December 9, 2013
Thanks to Duke University and The Noun Project, we now have icons that communicate and explain the innovations in education.
The entire set is available for download and all the symbols have been released into the public domain.
November 18, 2013
Reposted from the Law School Academic Support Blog (with some additions):
- Consider putting your outlines on your Kindle (or iPad) for ease in carrying them with you – especially if you are leaving for the Thanksgiving Break.
- For first-year courses, you might want to consider purchasing the maps at picjur.com: Torts, Contracts, Civil Procedure, and Criminal Law are all available in visual versions.
- If you rather listen to text rather than read it, you might want to consider two options:
- Dictation and Speech for Macs reads text that can be converted with iTunes for your iPhone;
- Outlines Outloud is an app that syncs your computer outlines with your iPhone for listening.
- Check out the website for the Board of Law Examiners in your state to see if they post old exam questions for your state-specific courses; practice questions are sometimes hard to find for state-specific topics, and old bar questions can be a plus. Here is the link for New York: http://www.nybarexam.org/ExamQuestions/ExamQuestions.htm
- Remember to check your own law school’s exam database for past exams in a course; even if they are for a different professor, the exams may provide good practice questions. (Albany Law School has one on TWEN.)
- Use a table to help you easily see the variations of the same rule (common law, restatement, uniform code, majority jurisdiction, minority jurisdiction, etc.) that you have to learn for an exam.
- Check out CALI for review lessons. They have over 900 legal education tutorials.
Any other study tips (especially ones that use technology) that you can recommend?
October 25, 2013
Mary Lynch and Eileen Kaufman
Today’s Topic: Putting the New York State Bar Exam in Context: Reform Initiatives Play a Role in Discussions about how to “Fix” Legal Education
Speaker: Professor Eileen Kaufman of Touro Law School
Kaufman began the talk with a summary of the reform initiatives. Over the past 20 years, the two major concerns have been:
- The Bar Exam measures a narrow range of skills.
- It has a disparate impact on minority applicants.
Several of initiatives also looked at the effect of speededness and the addition of professional competencies. In 2012, there were these recommendations:
- Streamline the exam

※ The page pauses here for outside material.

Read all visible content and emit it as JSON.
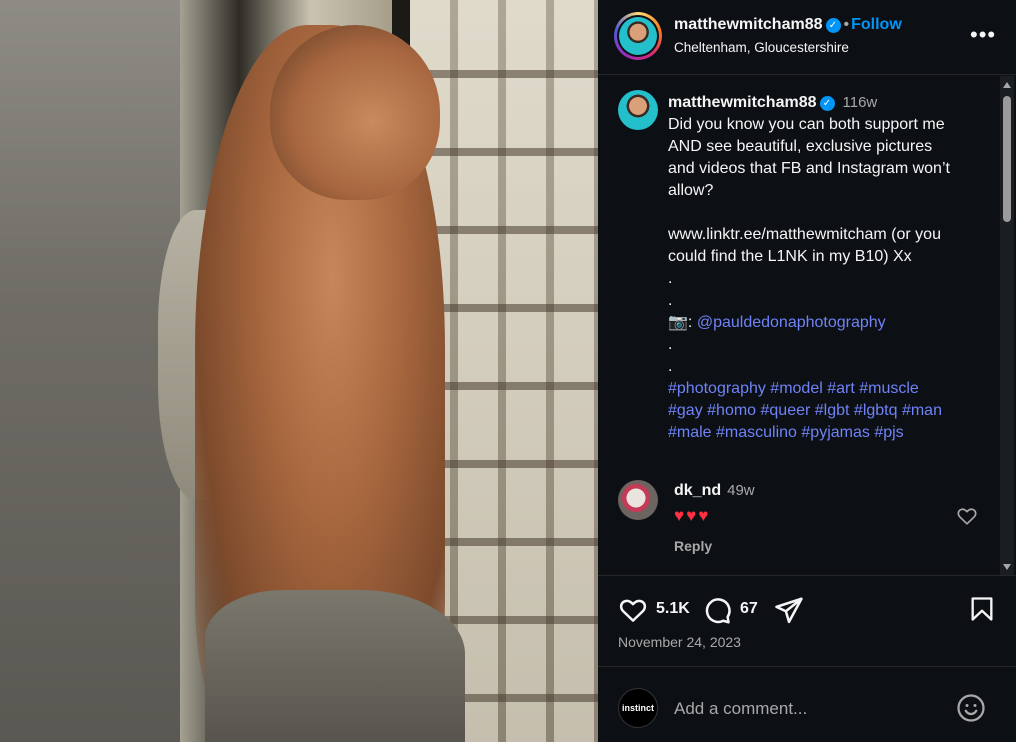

- Give credit to completing a certified law school clinic
- Create a trial PSABE
- Study the effect of speededness
- Look closely at the New Hampshire program
In addition to the two major concerns previously mentioned, SALT worries that Bar passage standards are driving a host of decisions in law school such as inhibiting curricular change.
Kaufman admitted that “It is very difficult to change the bar exam” but elaborated on the following current projects:
- a pilot modeled after NH which links to performance based curriculum
- looking at the California initiative (15 credits awarded for experiential learning)
- early administration of the bar exam after 2 years
The workshop concluded with a lively discussion about apprenticeships and the bar exam in countries such as Canada and England.
October 21, 2013
Campus Computing Project’s annual survey of senior technology administrators released recently revealed that as technology continues to grow on college campuses, the ability of faculty members to use and integrate technology is the biggest concern.
October 17, 2013
Below are a few infographics that illustrate different ways that technology is impacting education for both students and teachers:
How are college students using technology?
Source Credit BachelorsDegreeOnline
What about ebooks?
Source Credit Schools.com
Interesting info on technology use:
Source Credit LearnStuff
Each of these infographics have shown how technology will continue to be a large part of learning and teaching.